(YOUR GOAL): Read through the listing below and return only the lines containing "View".

###

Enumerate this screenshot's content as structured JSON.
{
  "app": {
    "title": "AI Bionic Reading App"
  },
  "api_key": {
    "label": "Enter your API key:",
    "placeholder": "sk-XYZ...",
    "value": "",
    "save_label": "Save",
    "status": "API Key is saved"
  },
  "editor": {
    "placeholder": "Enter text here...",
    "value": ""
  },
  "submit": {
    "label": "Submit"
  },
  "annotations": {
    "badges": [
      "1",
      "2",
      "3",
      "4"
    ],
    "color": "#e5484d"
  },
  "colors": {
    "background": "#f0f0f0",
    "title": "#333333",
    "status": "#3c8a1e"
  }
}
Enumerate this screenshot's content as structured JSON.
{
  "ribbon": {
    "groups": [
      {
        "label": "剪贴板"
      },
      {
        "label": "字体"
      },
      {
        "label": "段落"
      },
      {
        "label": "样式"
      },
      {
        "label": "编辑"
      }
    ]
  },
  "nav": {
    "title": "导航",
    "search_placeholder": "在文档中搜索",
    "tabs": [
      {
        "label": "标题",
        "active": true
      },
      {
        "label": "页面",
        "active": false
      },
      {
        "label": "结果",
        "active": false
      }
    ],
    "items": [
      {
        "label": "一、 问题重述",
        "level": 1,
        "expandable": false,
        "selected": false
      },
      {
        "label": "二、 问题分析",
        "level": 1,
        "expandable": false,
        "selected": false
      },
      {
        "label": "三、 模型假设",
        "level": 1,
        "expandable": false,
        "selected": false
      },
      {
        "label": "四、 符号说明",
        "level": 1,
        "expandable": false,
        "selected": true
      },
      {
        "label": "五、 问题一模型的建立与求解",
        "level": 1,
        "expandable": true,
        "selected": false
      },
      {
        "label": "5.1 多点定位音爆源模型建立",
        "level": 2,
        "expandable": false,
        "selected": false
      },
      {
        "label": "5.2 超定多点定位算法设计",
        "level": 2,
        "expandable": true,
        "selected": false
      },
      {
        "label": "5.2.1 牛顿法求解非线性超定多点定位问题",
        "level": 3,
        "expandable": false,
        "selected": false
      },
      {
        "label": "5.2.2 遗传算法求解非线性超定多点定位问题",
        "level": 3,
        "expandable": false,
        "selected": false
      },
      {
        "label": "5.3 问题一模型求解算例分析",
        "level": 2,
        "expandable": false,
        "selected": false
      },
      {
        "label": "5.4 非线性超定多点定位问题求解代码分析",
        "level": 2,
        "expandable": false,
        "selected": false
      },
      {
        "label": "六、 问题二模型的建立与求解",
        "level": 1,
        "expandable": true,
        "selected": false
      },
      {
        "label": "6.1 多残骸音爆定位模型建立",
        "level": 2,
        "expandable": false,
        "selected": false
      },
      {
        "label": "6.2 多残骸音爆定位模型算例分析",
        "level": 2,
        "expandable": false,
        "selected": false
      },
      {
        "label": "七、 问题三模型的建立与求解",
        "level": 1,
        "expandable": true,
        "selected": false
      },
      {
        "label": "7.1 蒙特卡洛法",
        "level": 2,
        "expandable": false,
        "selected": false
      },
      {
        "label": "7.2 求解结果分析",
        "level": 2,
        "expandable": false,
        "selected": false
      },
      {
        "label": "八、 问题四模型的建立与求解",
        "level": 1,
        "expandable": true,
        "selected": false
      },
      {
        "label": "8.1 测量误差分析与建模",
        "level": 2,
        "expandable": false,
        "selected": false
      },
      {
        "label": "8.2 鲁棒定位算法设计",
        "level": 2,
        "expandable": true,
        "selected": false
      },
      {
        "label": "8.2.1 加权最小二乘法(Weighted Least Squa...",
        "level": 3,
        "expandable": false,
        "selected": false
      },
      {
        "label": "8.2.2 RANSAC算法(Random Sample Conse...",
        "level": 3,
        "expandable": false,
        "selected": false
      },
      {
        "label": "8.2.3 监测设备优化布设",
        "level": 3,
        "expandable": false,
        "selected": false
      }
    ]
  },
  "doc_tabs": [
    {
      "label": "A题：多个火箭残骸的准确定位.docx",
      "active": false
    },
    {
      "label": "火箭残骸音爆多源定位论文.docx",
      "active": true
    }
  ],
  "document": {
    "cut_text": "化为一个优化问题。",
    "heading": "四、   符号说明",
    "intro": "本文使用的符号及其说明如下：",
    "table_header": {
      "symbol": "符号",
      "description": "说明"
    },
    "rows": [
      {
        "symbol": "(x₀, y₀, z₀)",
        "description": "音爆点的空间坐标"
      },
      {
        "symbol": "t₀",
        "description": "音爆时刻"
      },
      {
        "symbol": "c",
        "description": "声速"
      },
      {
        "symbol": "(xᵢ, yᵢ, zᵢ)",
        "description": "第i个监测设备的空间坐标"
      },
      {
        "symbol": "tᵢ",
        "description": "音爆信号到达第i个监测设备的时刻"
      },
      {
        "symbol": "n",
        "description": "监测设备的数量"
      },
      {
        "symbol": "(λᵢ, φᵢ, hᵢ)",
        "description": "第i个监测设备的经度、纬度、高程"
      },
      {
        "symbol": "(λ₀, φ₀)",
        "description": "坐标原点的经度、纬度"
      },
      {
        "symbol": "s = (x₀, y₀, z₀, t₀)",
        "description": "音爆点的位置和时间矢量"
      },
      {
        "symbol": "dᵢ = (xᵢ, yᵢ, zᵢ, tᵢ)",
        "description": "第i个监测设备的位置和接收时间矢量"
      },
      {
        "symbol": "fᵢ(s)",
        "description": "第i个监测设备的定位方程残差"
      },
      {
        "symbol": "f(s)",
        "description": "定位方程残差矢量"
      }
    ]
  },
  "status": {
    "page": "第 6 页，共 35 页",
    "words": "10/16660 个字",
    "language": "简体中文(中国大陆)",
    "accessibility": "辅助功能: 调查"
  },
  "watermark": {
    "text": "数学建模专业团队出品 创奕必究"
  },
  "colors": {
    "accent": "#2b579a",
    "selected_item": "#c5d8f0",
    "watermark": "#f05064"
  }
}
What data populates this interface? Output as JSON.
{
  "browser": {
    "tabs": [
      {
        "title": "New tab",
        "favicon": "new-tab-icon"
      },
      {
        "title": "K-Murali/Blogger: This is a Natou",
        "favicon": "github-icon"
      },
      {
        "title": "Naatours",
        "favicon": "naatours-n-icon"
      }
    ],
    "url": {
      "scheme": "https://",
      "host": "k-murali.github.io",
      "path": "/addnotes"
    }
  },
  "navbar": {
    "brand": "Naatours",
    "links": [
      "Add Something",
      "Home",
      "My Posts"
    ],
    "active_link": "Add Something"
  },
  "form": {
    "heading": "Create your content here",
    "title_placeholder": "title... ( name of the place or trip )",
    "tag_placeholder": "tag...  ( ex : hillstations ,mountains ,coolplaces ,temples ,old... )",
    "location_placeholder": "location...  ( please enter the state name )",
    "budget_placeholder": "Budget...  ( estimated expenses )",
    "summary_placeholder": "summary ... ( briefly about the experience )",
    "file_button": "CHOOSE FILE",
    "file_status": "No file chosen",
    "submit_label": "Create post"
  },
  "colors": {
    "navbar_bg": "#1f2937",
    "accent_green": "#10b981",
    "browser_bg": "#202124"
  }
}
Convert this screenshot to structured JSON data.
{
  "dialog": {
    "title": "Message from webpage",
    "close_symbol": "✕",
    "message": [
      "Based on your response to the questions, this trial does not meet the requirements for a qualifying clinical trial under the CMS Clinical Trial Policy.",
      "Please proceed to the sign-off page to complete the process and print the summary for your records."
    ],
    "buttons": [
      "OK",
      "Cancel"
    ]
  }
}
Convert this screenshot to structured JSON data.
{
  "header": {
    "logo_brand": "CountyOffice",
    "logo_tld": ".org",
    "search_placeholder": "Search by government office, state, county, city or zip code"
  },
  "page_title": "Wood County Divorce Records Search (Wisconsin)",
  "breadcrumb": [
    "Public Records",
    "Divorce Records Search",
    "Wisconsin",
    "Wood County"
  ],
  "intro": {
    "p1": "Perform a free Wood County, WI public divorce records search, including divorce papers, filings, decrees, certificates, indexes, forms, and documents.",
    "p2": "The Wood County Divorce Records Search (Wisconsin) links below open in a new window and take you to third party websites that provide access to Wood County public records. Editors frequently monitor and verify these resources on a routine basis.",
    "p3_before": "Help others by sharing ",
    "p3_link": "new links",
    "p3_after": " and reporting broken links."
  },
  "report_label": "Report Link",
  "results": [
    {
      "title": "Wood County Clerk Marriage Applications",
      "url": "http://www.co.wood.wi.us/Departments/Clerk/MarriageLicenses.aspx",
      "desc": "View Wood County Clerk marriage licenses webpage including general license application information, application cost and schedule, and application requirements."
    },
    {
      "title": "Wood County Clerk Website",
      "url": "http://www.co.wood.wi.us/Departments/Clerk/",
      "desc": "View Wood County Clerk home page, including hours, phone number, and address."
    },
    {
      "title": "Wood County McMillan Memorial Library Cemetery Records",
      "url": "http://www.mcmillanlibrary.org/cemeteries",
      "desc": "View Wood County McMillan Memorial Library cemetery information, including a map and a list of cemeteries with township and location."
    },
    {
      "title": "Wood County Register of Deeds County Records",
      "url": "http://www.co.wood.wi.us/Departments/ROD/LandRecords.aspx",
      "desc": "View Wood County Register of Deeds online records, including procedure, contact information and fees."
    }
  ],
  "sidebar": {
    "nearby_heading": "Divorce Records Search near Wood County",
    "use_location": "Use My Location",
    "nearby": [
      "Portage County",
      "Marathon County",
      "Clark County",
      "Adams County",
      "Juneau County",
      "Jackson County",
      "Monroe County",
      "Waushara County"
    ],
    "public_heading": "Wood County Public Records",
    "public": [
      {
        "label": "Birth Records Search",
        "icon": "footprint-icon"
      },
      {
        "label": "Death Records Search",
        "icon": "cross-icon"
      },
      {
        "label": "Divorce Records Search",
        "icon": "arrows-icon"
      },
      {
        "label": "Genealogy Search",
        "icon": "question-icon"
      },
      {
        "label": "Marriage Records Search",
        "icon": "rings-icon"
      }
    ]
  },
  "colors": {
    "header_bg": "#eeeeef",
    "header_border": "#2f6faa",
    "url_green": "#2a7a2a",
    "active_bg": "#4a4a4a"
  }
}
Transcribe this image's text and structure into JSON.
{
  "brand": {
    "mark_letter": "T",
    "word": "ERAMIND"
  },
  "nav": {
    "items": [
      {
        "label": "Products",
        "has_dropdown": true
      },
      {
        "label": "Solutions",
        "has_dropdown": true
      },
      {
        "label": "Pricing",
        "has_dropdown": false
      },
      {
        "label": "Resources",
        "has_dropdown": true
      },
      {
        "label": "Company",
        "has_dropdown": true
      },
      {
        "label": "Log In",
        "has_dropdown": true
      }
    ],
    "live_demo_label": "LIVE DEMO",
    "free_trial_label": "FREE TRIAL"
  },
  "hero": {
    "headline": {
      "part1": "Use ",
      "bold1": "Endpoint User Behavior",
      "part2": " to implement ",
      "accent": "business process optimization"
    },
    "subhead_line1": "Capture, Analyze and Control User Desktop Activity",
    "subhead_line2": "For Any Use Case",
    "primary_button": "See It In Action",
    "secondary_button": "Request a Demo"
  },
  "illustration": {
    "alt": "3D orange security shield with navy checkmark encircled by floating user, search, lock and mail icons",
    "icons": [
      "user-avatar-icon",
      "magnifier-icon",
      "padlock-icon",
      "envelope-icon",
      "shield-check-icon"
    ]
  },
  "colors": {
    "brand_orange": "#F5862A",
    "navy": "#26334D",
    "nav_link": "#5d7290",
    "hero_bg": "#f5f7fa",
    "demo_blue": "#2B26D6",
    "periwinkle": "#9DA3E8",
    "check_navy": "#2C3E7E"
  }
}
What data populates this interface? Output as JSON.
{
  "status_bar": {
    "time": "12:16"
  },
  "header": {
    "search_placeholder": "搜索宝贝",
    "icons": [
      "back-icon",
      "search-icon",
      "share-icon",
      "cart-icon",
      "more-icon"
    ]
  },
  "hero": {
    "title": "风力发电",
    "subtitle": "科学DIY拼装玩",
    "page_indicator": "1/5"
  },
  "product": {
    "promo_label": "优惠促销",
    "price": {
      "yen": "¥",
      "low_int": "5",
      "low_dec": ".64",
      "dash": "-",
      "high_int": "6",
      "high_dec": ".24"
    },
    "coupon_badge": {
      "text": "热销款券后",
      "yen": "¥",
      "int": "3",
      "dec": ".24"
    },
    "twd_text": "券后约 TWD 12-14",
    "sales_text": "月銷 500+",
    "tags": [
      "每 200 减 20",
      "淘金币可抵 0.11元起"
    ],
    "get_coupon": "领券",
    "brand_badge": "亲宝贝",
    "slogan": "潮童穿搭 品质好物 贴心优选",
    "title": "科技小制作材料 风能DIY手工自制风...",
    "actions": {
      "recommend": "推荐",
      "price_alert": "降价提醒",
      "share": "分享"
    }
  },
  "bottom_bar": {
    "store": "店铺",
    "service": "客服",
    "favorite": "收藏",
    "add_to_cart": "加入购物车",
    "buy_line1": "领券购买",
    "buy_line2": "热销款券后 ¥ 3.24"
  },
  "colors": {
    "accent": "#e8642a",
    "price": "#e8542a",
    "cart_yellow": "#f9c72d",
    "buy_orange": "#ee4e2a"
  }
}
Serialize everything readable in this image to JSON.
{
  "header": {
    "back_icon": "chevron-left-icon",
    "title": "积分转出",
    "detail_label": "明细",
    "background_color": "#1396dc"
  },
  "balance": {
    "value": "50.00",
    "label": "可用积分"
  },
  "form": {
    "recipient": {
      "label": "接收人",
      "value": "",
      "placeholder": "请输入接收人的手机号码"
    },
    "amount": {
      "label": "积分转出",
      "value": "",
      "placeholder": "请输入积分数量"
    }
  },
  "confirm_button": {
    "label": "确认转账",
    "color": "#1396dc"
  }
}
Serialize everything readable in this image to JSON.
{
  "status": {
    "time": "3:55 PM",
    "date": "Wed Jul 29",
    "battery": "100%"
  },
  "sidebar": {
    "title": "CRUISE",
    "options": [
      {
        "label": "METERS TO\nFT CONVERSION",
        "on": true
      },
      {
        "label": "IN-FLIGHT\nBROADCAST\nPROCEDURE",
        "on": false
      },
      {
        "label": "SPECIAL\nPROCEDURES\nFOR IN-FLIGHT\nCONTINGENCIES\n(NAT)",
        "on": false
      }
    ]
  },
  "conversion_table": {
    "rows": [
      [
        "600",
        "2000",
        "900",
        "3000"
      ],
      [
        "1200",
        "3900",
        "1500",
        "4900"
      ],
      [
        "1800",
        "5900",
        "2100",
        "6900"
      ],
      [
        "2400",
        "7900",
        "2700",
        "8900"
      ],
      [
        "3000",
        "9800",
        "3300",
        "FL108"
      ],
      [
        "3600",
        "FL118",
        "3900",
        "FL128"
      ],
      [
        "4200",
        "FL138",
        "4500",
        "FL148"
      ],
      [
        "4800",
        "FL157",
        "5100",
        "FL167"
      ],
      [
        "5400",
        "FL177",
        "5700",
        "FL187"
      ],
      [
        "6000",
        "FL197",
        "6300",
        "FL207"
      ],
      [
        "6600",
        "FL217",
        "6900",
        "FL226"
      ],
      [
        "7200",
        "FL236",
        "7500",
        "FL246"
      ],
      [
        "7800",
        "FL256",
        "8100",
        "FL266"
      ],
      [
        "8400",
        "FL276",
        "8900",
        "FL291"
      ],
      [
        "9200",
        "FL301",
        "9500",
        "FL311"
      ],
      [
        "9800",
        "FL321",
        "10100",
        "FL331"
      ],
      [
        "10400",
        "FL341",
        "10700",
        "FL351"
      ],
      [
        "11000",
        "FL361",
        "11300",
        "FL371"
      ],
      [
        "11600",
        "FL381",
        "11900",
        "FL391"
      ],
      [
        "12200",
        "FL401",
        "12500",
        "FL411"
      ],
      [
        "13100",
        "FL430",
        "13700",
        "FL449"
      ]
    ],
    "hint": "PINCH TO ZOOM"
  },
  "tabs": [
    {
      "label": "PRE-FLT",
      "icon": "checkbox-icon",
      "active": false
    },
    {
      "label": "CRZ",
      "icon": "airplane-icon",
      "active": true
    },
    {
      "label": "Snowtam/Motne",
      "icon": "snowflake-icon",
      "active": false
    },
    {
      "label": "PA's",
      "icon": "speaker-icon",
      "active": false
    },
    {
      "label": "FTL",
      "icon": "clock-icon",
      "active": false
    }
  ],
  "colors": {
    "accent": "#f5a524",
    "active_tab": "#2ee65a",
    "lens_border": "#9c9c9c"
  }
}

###

(EXERCISE SOLUTION):
      "desc": "View Wood County Clerk marriage licenses webpage including general license application information, application cost and schedule, and application requirements."
      "desc": "View Wood County Clerk home page, including hours, phone number, and address."
      "desc": "View Wood County McMillan Memorial Library cemetery information, including a map and a list of cemeteries with township and location."
      "desc": "View Wood County Register of Deeds online records, including procedure, contact information and fees."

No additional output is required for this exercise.